— TASK —
Write out all of the data again, exactly as it reads.

________________

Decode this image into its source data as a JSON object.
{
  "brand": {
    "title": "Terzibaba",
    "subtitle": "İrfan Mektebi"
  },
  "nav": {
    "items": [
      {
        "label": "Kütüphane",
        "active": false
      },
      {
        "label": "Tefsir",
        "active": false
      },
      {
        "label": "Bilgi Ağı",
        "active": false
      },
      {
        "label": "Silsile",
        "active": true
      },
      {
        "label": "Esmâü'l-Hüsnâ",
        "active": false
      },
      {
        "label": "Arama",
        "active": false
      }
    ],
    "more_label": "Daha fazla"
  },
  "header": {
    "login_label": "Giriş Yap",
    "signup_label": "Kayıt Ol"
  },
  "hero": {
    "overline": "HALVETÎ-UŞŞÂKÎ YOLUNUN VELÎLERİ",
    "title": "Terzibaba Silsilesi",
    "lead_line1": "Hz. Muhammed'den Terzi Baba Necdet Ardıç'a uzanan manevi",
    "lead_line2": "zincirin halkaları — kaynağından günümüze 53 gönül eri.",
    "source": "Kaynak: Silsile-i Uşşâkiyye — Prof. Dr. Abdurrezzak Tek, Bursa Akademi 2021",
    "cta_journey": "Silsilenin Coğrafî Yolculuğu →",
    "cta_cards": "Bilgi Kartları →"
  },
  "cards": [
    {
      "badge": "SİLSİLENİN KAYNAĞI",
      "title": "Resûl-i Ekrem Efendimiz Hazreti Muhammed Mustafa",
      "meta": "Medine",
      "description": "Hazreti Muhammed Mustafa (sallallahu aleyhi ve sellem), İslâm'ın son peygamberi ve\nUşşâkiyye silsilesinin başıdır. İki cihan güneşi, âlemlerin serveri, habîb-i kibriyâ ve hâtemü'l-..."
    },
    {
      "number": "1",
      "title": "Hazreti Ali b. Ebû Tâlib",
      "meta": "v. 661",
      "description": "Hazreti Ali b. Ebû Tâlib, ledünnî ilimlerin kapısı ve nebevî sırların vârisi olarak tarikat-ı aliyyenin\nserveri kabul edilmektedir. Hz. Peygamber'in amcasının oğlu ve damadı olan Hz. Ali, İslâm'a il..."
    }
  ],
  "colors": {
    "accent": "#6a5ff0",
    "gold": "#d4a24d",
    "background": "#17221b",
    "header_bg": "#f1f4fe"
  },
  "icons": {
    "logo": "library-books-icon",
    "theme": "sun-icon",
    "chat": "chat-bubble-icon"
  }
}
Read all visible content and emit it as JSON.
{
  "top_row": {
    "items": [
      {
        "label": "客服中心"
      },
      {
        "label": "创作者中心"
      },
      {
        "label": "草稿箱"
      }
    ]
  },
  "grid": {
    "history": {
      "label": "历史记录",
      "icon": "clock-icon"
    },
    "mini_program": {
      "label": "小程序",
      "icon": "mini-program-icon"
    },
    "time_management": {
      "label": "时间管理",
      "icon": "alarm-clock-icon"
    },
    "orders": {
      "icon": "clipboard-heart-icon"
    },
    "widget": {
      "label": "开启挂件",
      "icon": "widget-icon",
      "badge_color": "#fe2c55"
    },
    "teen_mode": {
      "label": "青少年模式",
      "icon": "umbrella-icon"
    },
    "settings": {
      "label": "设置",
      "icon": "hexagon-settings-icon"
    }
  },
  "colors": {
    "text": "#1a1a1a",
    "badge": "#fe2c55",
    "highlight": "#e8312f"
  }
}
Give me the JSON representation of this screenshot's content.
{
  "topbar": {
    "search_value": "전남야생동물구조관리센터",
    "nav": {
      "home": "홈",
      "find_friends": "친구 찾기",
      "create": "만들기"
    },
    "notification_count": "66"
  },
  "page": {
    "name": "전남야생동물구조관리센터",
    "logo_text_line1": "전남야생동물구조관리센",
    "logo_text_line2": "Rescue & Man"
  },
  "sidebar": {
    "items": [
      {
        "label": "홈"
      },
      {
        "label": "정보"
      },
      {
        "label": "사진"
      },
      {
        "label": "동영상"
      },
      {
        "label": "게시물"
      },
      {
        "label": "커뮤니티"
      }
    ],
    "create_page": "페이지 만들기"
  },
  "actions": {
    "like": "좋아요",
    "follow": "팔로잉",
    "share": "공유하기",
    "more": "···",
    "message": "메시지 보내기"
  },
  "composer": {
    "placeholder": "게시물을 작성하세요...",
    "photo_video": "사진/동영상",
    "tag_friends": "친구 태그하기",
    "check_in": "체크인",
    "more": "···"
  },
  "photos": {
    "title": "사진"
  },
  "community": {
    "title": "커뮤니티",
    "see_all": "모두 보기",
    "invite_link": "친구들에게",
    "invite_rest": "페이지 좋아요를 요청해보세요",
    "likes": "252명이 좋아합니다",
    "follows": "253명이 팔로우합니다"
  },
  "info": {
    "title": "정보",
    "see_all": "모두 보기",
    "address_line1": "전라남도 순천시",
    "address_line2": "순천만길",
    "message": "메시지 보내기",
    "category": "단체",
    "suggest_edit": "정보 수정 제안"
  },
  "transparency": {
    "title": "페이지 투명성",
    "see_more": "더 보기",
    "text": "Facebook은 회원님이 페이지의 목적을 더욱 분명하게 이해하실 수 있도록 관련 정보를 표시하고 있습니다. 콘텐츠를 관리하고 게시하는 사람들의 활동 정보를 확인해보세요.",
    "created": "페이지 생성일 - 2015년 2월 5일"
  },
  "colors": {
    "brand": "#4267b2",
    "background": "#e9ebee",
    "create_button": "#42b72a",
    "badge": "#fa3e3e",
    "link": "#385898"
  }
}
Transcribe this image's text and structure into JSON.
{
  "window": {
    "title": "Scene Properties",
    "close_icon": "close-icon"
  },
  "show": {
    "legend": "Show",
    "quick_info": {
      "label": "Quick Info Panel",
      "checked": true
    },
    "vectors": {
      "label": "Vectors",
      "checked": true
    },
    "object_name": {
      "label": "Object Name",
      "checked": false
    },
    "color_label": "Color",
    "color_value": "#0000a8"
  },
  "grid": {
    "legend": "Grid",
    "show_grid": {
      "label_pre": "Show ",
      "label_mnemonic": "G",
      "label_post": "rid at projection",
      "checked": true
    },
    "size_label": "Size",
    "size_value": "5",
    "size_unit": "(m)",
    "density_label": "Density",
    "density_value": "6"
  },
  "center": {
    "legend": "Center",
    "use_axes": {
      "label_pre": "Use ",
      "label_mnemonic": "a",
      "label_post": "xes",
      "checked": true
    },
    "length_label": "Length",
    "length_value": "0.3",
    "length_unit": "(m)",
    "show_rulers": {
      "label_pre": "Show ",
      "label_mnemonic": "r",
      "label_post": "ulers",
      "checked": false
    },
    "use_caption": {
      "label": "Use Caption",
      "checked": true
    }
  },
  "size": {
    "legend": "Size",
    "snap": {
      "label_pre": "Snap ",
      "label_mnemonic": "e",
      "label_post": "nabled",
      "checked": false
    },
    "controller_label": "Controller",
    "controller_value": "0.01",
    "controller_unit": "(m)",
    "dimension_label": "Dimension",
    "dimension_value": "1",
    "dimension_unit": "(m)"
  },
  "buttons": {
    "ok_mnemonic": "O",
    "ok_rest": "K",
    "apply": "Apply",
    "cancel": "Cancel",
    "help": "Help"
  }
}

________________

— WRITTEN SOLUTION —
Decode this image into its source data as a JSON object.
{
  "brand": {
    "title": "Terzibaba",
    "subtitle": "İrfan Mektebi"
  },
  "nav": {
    "items": [
      {
        "label": "Kütüphane",
        "active": false
      },
      {
        "label": "Tefsir",
        "active": false
      },
      {
        "label": "Bilgi Ağı",
        "active": false
      },
      {
        "label": "Silsile",
        "active": true
      },
      {
        "label": "Esmâü'l-Hüsnâ",
        "active": false
      },
      {
        "label": "Arama",
        "active": false
      }
    ],
    "more_label": "Daha fazla"
  },
  "header": {
    "login_label": "Giriş Yap",
    "signup_label": "Kayıt Ol"
  },
  "hero": {
    "overline": "HALVETÎ-UŞŞÂKÎ YOLUNUN VELÎLERİ",
    "title": "Terzibaba Silsilesi",
    "lead_line1": "Hz. Muhammed'den Terzi Baba Necdet Ardıç'a uzanan manevi",
    "lead_line2": "zincirin halkaları — kaynağından günümüze 53 gönül eri.",
    "source": "Kaynak: Silsile-i Uşşâkiyye — Prof. Dr. Abdurrezzak Tek, Bursa Akademi 2021",
    "cta_journey": "Silsilenin Coğrafî Yolculuğu →",
    "cta_cards": "Bilgi Kartları →"
  },
  "cards": [
    {
      "badge": "SİLSİLENİN KAYNAĞI",
      "title": "Resûl-i Ekrem Efendimiz Hazreti Muhammed Mustafa",
      "meta": "Medine",
      "description": "Hazreti Muhammed Mustafa (sallallahu aleyhi ve sellem), İslâm'ın son peygamberi ve\nUşşâkiyye silsilesinin başıdır. İki cihan güneşi, âlemlerin serveri, habîb-i kibriyâ ve hâtemü'l-..."
    },
    {
      "number": "1",
      "title": "Hazreti Ali b. Ebû Tâlib",
      "meta": "v. 661",
      "description": "Hazreti Ali b. Ebû Tâlib, ledünnî ilimlerin kapısı ve nebevî sırların vârisi olarak tarikat-ı aliyyenin\nserveri kabul edilmektedir. Hz. Peygamber'in amcasının oğlu ve damadı olan Hz. Ali, İslâm'a il..."
    }
  ],
  "colors": {
    "accent": "#6a5ff0",
    "gold": "#d4a24d",
    "background": "#17221b",
    "header_bg": "#f1f4fe"
  },
  "icons": {
    "logo": "library-books-icon",
    "theme": "sun-icon",
    "chat": "chat-bubble-icon"
  }
}
Read all visible content and emit it as JSON.
{
  "top_row": {
    "items": [
      {
        "label": "客服中心"
      },
      {
        "label": "创作者中心"
      },
      {
        "label": "草稿箱"
      }
    ]
  },
  "grid": {
    "history": {
      "label": "历史记录",
      "icon": "clock-icon"
    },
    "mini_program": {
      "label": "小程序",
      "icon": "mini-program-icon"
    },
    "time_management": {
      "label": "时间管理",
      "icon": "alarm-clock-icon"
    },
    "orders": {
      "icon": "clipboard-heart-icon"
    },
    "widget": {
      "label": "开启挂件",
      "icon": "widget-icon",
      "badge_color": "#fe2c55"
    },
    "teen_mode": {
      "label": "青少年模式",
      "icon": "umbrella-icon"
    },
    "settings": {
      "label": "设置",
      "icon": "hexagon-settings-icon"
    }
  },
  "colors": {
    "text": "#1a1a1a",
    "badge": "#fe2c55",
    "highlight": "#e8312f"
  }
}
Give me the JSON representation of this screenshot's content.
{
  "topbar": {
    "search_value": "전남야생동물구조관리센터",
    "nav": {
      "home": "홈",
      "find_friends": "친구 찾기",
      "create": "만들기"
    },
    "notification_count": "66"
  },
  "page": {
    "name": "전남야생동물구조관리센터",
    "logo_text_line1": "전남야생동물구조관리센",
    "logo_text_line2": "Rescue & Man"
  },
  "sidebar": {
    "items": [
      {
        "label": "홈"
      },
      {
        "label": "정보"
      },
      {
        "label": "사진"
      },
      {
        "label": "동영상"
      },
      {
        "label": "게시물"
      },
      {
        "label": "커뮤니티"
      }
    ],
    "create_page": "페이지 만들기"
  },
  "actions": {
    "like": "좋아요",
    "follow": "팔로잉",
    "share": "공유하기",
    "more": "···",
    "message": "메시지 보내기"
  },
  "composer": {
    "placeholder": "게시물을 작성하세요...",
    "photo_video": "사진/동영상",
    "tag_friends": "친구 태그하기",
    "check_in": "체크인",
    "more": "···"
  },
  "photos": {
    "title": "사진"
  },
  "community": {
    "title": "커뮤니티",
    "see_all": "모두 보기",
    "invite_link": "친구들에게",
    "invite_rest": "페이지 좋아요를 요청해보세요",
    "likes": "252명이 좋아합니다",
    "follows": "253명이 팔로우합니다"
  },
  "info": {
    "title": "정보",
    "see_all": "모두 보기",
    "address_line1": "전라남도 순천시",
    "address_line2": "순천만길",
    "message": "메시지 보내기",
    "category": "단체",
    "suggest_edit": "정보 수정 제안"
  },
  "transparency": {
    "title": "페이지 투명성",
    "see_more": "더 보기",
    "text": "Facebook은 회원님이 페이지의 목적을 더욱 분명하게 이해하실 수 있도록 관련 정보를 표시하고 있습니다. 콘텐츠를 관리하고 게시하는 사람들의 활동 정보를 확인해보세요.",
    "created": "페이지 생성일 - 2015년 2월 5일"
  },
  "colors": {
    "brand": "#4267b2",
    "background": "#e9ebee",
    "create_button": "#42b72a",
    "badge": "#fa3e3e",
    "link": "#385898"
  }
}
Transcribe this image's text and structure into JSON.
{
  "window": {
    "title": "Scene Properties",
    "close_icon": "close-icon"
  },
  "show": {
    "legend": "Show",
    "quick_info": {
      "label": "Quick Info Panel",
      "checked": true
    },
    "vectors": {
      "label": "Vectors",
      "checked": true
    },
    "object_name": {
      "label": "Object Name",
      "checked": false
    },
    "color_label": "Color",
    "color_value": "#0000a8"
  },
  "grid": {
    "legend": "Grid",
    "show_grid": {
      "label_pre": "Show ",
      "label_mnemonic": "G",
      "label_post": "rid at projection",
      "checked": true
    },
    "size_label": "Size",
    "size_value": "5",
    "size_unit": "(m)",
    "density_label": "Density",
    "density_value": "6"
  },
  "center": {
    "legend": "Center",
    "use_axes": {
      "label_pre": "Use ",
      "label_mnemonic": "a",
      "label_post": "xes",
      "checked": true
    },
    "length_label": "Length",
    "length_value": "0.3",
    "length_unit": "(m)",
    "show_rulers": {
      "label_pre": "Show ",
      "label_mnemonic": "r",
      "label_post": "ulers",
      "checked": false
    },
    "use_caption": {
      "label": "Use Caption",
      "checked": true
    }
  },
  "size": {
    "legend": "Size",
    "snap": {
      "label_pre": "Snap ",
      "label_mnemonic": "e",
      "label_post": "nabled",
      "checked": false
    },
    "controller_label": "Controller",
    "controller_value": "0.01",
    "controller_unit": "(m)",
    "dimension_label": "Dimension",
    "dimension_value": "1",
    "dimension_unit": "(m)"
  },
  "buttons": {
    "ok_mnemonic": "O",
    "ok_rest": "K",
    "apply": "Apply",
    "cancel": "Cancel",
    "help": "Help"
  }
}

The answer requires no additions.